All-Around
1. Maggie Nichols (Oklahoma) — 39.7125
2. Lexy Ramler (Minnesota) — 39.6625
2. Kyla Ross (UCLA) — 39.6625
4. Sarah Finnegan (LSU) — 39.65
5. Kennedi Edney (LSU) — 39.6

Vault
1. Kennedi Edney (LSU) — 9.95
1. Derrian Gobourne (Auburn)
1. Maggie Nichols (Oklahoma)
1. Kyla Ross (UCLA)

Uneven Bars
1. Sarah Finnegan (LSU) — 9.95

Balance Beam
1. Natalie Wojcik (Michigan) — 9.95
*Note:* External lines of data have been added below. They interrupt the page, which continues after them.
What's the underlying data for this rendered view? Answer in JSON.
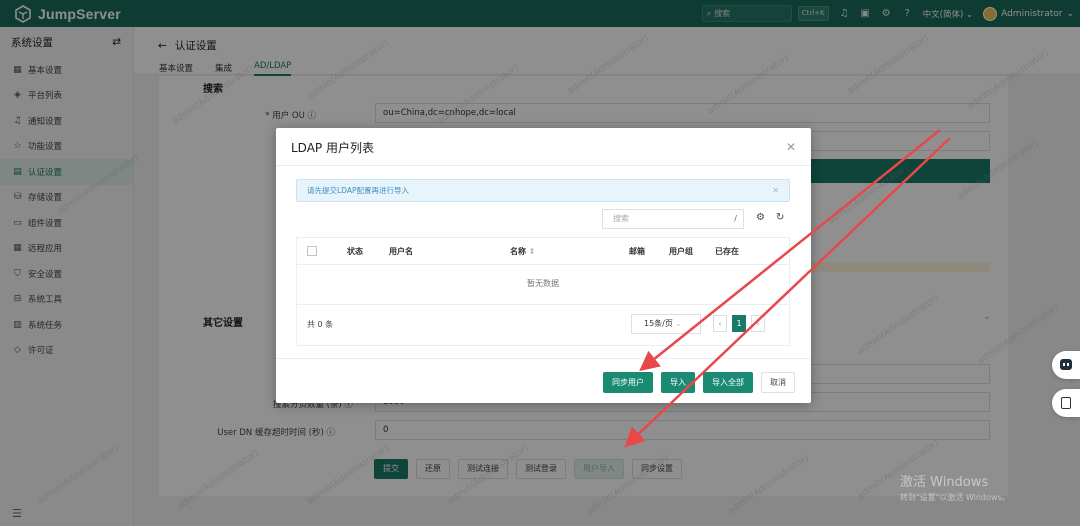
{
  "app": {
    "name": "JumpServer"
  },
  "topbar": {
    "search_placeholder": "搜索",
    "shortcut": "Ctrl+K",
    "language": "中文(简体)",
    "user": "Administrator"
  },
  "sidebar": {
    "title": "系统设置",
    "items": [
      {
        "label": "基本设置",
        "icon": "grid-icon"
      },
      {
        "label": "平台列表",
        "icon": "cube-icon"
      },
      {
        "label": "通知设置",
        "icon": "bell-icon"
      },
      {
        "label": "功能设置",
        "icon": "star-icon"
      },
      {
        "label": "认证设置",
        "icon": "id-card-icon",
        "active": true
      },
      {
        "label": "存储设置",
        "icon": "database-icon"
      },
      {
        "label": "组件设置",
        "icon": "monitor-icon"
      },
      {
        "label": "远程应用",
        "icon": "apps-icon"
      },
      {
        "label": "安全设置",
        "icon": "shield-icon"
      },
      {
        "label": "系统工具",
        "icon": "toolbox-icon"
      },
      {
        "label": "系统任务",
        "icon": "task-icon"
      },
      {
        "label": "许可证",
        "icon": "license-icon"
      }
    ]
  },
  "page": {
    "title": "认证设置",
    "tabs": [
      "基本设置",
      "集成",
      "AD/LDAP"
    ],
    "active_tab": "AD/LDAP"
  },
  "form": {
    "section_search": "搜索",
    "user_ou_label": "* 用户 OU",
    "user_ou_value": "ou=China,dc=cnhope,dc=local",
    "section_other": "其它设置",
    "page_size_label": "搜索分页数量 (条)",
    "page_size_value": "1000",
    "cache_timeout_label": "User DN 缓存超时时间 (秒)",
    "cache_timeout_value": "0",
    "buttons": [
      "提交",
      "还原",
      "测试连接",
      "测试登录",
      "用户导入",
      "同步设置"
    ]
  },
  "dialog": {
    "title": "LDAP 用户列表",
    "alert": "请先提交LDAP配置再进行导入",
    "search_placeholder": "搜索",
    "search_slash": "/",
    "columns": [
      "状态",
      "用户名",
      "名称",
      "邮箱",
      "用户组",
      "已存在"
    ],
    "empty_text": "暂无数据",
    "total": "共 0 条",
    "page_size": "15条/页",
    "current_page": "1",
    "buttons": {
      "sync": "同步用户",
      "import": "导入",
      "import_all": "导入全部",
      "cancel": "取消"
    }
  },
  "watermark": "admin(Administrator)",
  "windows_watermark": {
    "line1": "激活 Windows",
    "line2": "转到\"设置\"以激活 Windows。"
  },
  "colors": {
    "brand": "#1a6b5a",
    "primary_button": "#1a8a73",
    "annotation_arrow": "#e8484a"
  }
}
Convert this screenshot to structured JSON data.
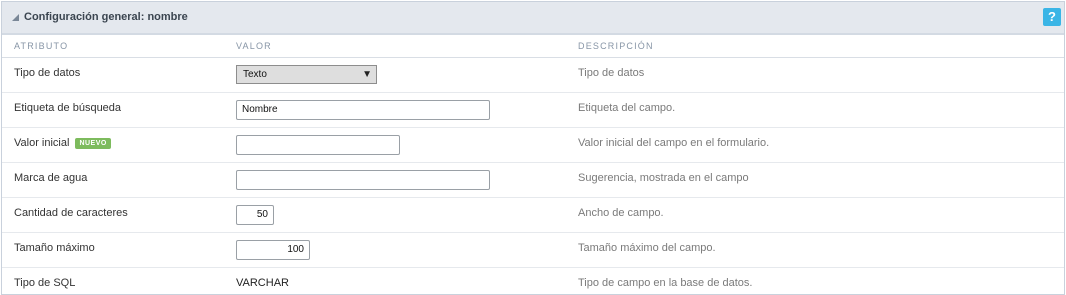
{
  "panel": {
    "title": "Configuración general: nombre",
    "help_label": "?"
  },
  "columns": {
    "attribute": "ATRIBUTO",
    "value": "VALOR",
    "description": "DESCRIPCIÓN"
  },
  "rows": {
    "tipo_datos": {
      "label": "Tipo de datos",
      "value": "Texto",
      "description": "Tipo de datos"
    },
    "etiqueta": {
      "label": "Etiqueta de búsqueda",
      "value": "Nombre",
      "description": "Etiqueta del campo."
    },
    "valor_inicial": {
      "label": "Valor inicial",
      "badge": "NUEVO",
      "value": "",
      "description": "Valor inicial del campo en el formulario."
    },
    "marca_agua": {
      "label": "Marca de agua",
      "value": "",
      "description": "Sugerencia, mostrada en el campo"
    },
    "cantidad": {
      "label": "Cantidad de caracteres",
      "value": "50",
      "description": "Ancho de campo."
    },
    "tamano": {
      "label": "Tamaño máximo",
      "value": "100",
      "description": "Tamaño máximo del campo."
    },
    "tipo_sql": {
      "label": "Tipo de SQL",
      "value": "VARCHAR",
      "description": "Tipo de campo en la base de datos."
    }
  },
  "icons": {
    "collapse": "collapse-triangle-icon",
    "help": "help-icon",
    "dropdown": "dropdown-arrow-icon"
  },
  "colors": {
    "header_bg": "#e4e8ee",
    "help_bg": "#3ab5e6",
    "badge_bg": "#7dbb5d"
  }
}
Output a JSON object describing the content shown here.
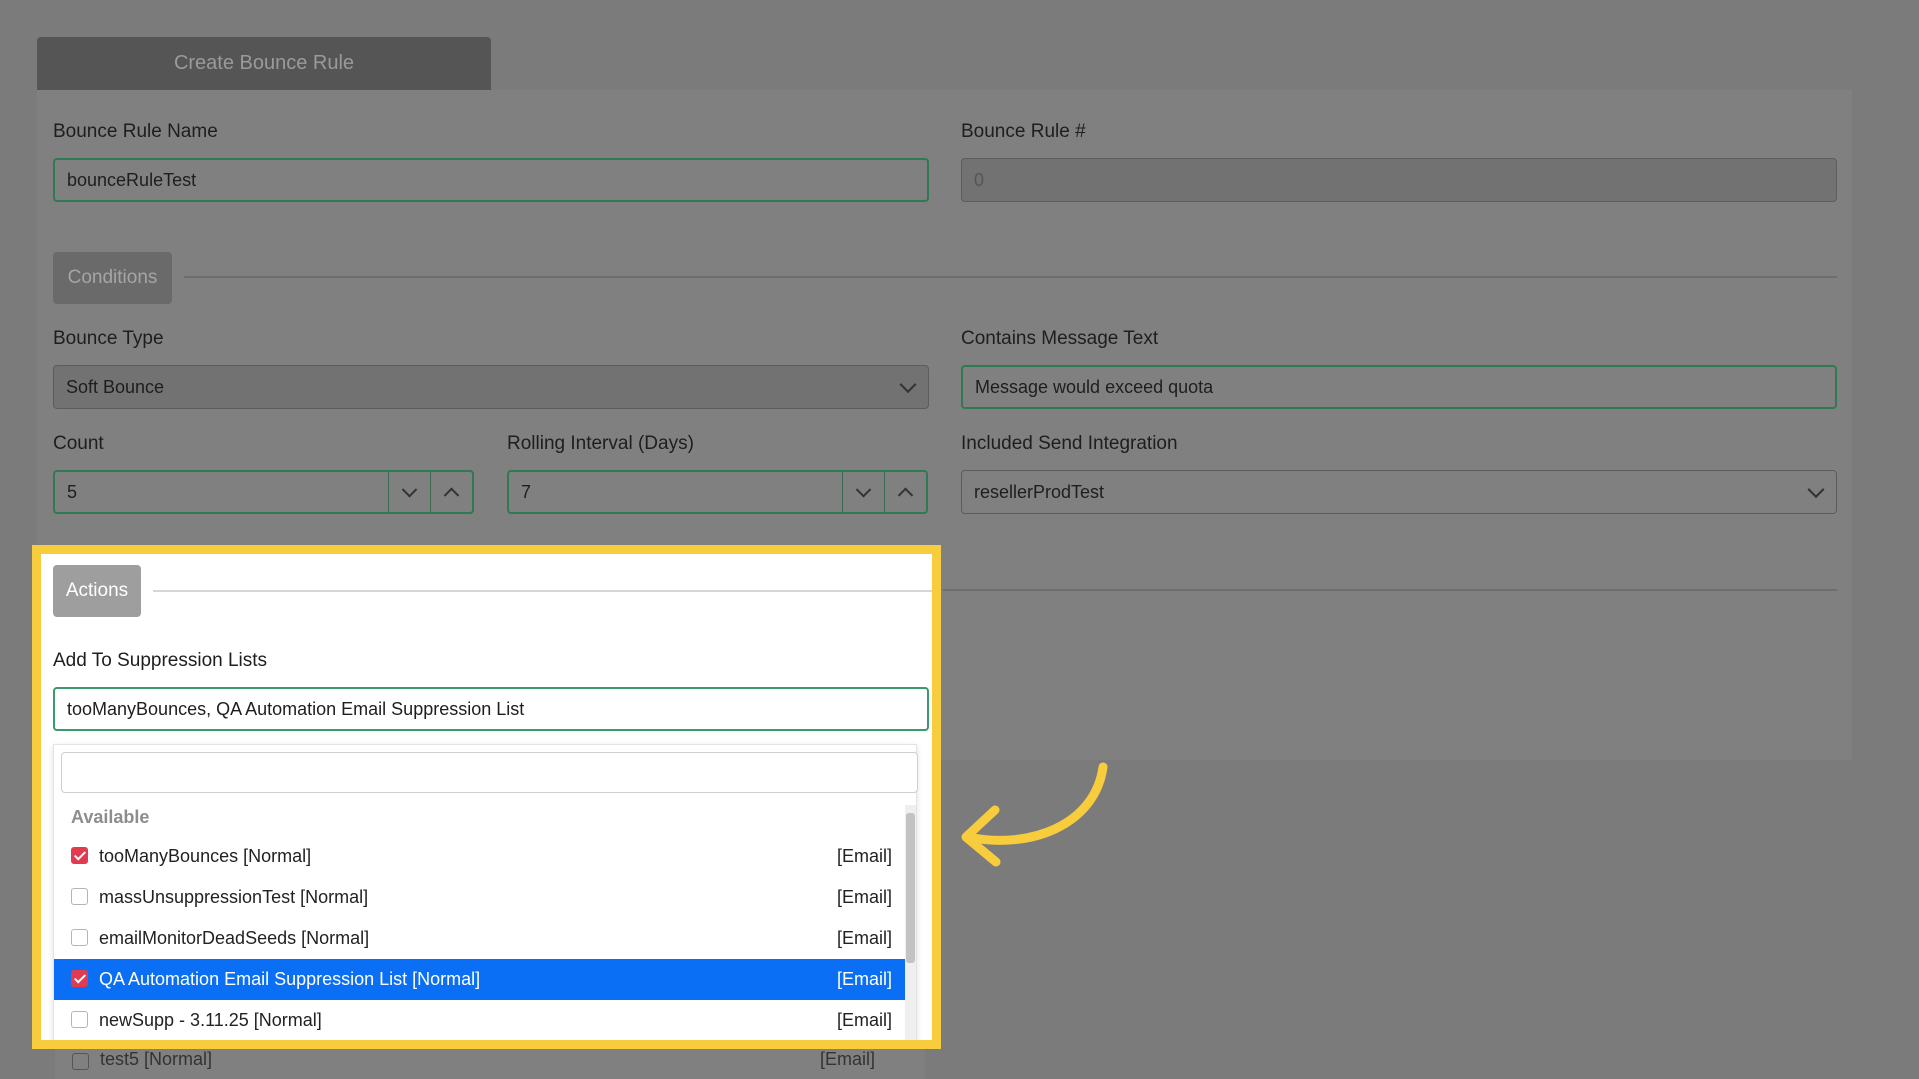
{
  "header": {
    "title": "Create Bounce Rule"
  },
  "rule_name": {
    "label": "Bounce Rule Name",
    "value": "bounceRuleTest"
  },
  "rule_number": {
    "label": "Bounce Rule #",
    "value": "0"
  },
  "conditions": {
    "label": "Conditions",
    "bounce_type": {
      "label": "Bounce Type",
      "value": "Soft Bounce"
    },
    "message_text": {
      "label": "Contains Message Text",
      "value": "Message would exceed quota"
    },
    "count": {
      "label": "Count",
      "value": "5"
    },
    "rolling_interval": {
      "label": "Rolling Interval (Days)",
      "value": "7"
    },
    "send_integration": {
      "label": "Included Send Integration",
      "value": "resellerProdTest"
    }
  },
  "actions": {
    "label": "Actions",
    "suppression": {
      "label": "Add To Suppression Lists",
      "value": "tooManyBounces, QA Automation Email Suppression List",
      "group_label": "Available",
      "options": [
        {
          "label": "tooManyBounces [Normal]",
          "tag": "[Email]",
          "checked": true,
          "highlighted": false
        },
        {
          "label": "massUnsuppressionTest [Normal]",
          "tag": "[Email]",
          "checked": false,
          "highlighted": false
        },
        {
          "label": "emailMonitorDeadSeeds [Normal]",
          "tag": "[Email]",
          "checked": false,
          "highlighted": false
        },
        {
          "label": "QA Automation Email Suppression List [Normal]",
          "tag": "[Email]",
          "checked": true,
          "highlighted": true
        },
        {
          "label": "newSupp - 3.11.25 [Normal]",
          "tag": "[Email]",
          "checked": false,
          "highlighted": false
        },
        {
          "label": "test5 [Normal]",
          "tag": "[Email]",
          "checked": false,
          "highlighted": false
        }
      ]
    }
  },
  "colors": {
    "highlight": "#f7cd3d",
    "selected": "#0a6ff5",
    "checkbox": "#e23a4e"
  }
}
Floor Exercise
1. Alicia Boren (Florida) — 9.95
1. Lynnzee Brown (Denver)
1. Brenna Dowell (Oklahoma)
1. Kyla Ross (UCLA)